Yes, the system fork call is failing. And yes, if I run the script enough times the errors get so bad that I have to restart the machine because I can't even ls without errors. I think this must be because the processes I'm creating are not dieing/being cleaned up, and so they stick around for the next time the script is called (the script I posted is called with different parameters many times in a row). My problem, then, is with the waitall; command, which is apparently not functioning properly. Debugger results coming in a few hours. –  kaz Jul 18 '12 at 20:49
    
debug output edited into the question- I'm still not sure what the cause is. –  kaz Jul 18 '12 at 23:32

Since there was no answer supplied, I thought I'd chime in to this older thread since I just experienced this. My Fedora 20 box had been running fine for several weeks, left the office on Friday with no issue, came in this Monday morning and noticed that I couldn't unlock my xscreensaver session. Any key or mouse movement would just cause the screen to flash. Hitting Ctrl-Alt-F2 to get a text console, I logged in and got the same messages you listed. Each command I issued (first being sudo su -) gave me "bash: fork: retry: no child processes", then eventually the command would finish.

I was finally able to look at a process list, and nothing seemed out of the ordinary, because my ulimit settings were normal, but I was way under the limit on both maxuprc and open files. Memory usage was also fine. One thing I did notice was that my firefox process (and the firefox plugin-container process) both were consuming inordinate amounts of CPU, on the order of hundreds of hours just since last week. I killed both of those processes and then my system was fine, no issues at all after that.

I can't recall what tabs I had open, even if any would be considered problematic, but either way, those processes (or one of them at least) were definitely the cause.

Hope that helps.

share|improve this answer

Your Answer

 
discard

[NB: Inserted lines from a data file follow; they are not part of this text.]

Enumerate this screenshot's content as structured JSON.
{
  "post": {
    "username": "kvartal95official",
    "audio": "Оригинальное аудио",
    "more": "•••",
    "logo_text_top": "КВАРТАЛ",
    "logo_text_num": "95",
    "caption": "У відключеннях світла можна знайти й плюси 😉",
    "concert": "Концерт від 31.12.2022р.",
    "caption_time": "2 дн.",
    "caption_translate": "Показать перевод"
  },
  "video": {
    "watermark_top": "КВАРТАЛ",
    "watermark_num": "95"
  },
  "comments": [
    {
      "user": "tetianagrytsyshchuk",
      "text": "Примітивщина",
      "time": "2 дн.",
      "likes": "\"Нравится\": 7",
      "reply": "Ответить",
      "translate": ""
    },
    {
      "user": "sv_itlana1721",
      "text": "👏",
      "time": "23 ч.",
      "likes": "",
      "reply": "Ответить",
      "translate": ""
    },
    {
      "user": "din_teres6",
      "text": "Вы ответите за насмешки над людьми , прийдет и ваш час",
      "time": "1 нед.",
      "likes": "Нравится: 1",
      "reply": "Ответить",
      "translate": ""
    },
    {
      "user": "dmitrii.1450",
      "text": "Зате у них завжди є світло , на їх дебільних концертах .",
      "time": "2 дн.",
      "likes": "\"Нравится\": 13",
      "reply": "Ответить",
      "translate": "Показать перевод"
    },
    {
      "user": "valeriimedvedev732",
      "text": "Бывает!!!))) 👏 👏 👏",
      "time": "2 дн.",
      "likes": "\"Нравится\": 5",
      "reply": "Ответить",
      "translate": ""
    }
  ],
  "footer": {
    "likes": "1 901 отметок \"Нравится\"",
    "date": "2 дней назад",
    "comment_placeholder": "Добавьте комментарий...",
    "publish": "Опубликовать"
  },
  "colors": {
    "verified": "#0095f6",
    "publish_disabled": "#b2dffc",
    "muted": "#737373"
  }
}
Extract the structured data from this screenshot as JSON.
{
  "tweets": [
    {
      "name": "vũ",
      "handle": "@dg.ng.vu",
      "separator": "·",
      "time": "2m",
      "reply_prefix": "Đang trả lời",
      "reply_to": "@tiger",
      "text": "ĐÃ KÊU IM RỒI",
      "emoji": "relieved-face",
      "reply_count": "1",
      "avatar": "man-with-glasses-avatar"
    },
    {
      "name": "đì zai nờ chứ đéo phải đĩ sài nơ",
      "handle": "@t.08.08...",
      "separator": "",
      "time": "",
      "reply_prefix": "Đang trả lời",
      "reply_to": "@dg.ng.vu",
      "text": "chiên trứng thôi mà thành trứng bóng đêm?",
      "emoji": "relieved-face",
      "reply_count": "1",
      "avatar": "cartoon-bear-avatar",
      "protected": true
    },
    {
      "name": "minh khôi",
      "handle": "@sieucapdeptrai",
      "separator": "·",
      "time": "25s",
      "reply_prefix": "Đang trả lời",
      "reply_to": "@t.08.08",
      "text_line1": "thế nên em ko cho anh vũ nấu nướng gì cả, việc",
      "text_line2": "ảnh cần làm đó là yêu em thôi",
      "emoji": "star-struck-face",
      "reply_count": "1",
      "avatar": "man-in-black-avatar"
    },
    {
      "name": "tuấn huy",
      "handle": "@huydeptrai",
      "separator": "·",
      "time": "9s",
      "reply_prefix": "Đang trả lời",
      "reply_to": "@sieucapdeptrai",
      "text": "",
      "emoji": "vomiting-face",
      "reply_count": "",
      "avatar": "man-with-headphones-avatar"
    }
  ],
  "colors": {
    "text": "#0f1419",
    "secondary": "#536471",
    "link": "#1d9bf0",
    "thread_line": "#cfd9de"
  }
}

By posting your answer, you agree to the privacy policy and terms of service.

Not the answer you're looking for? Browse other questions tagged or ask your own question.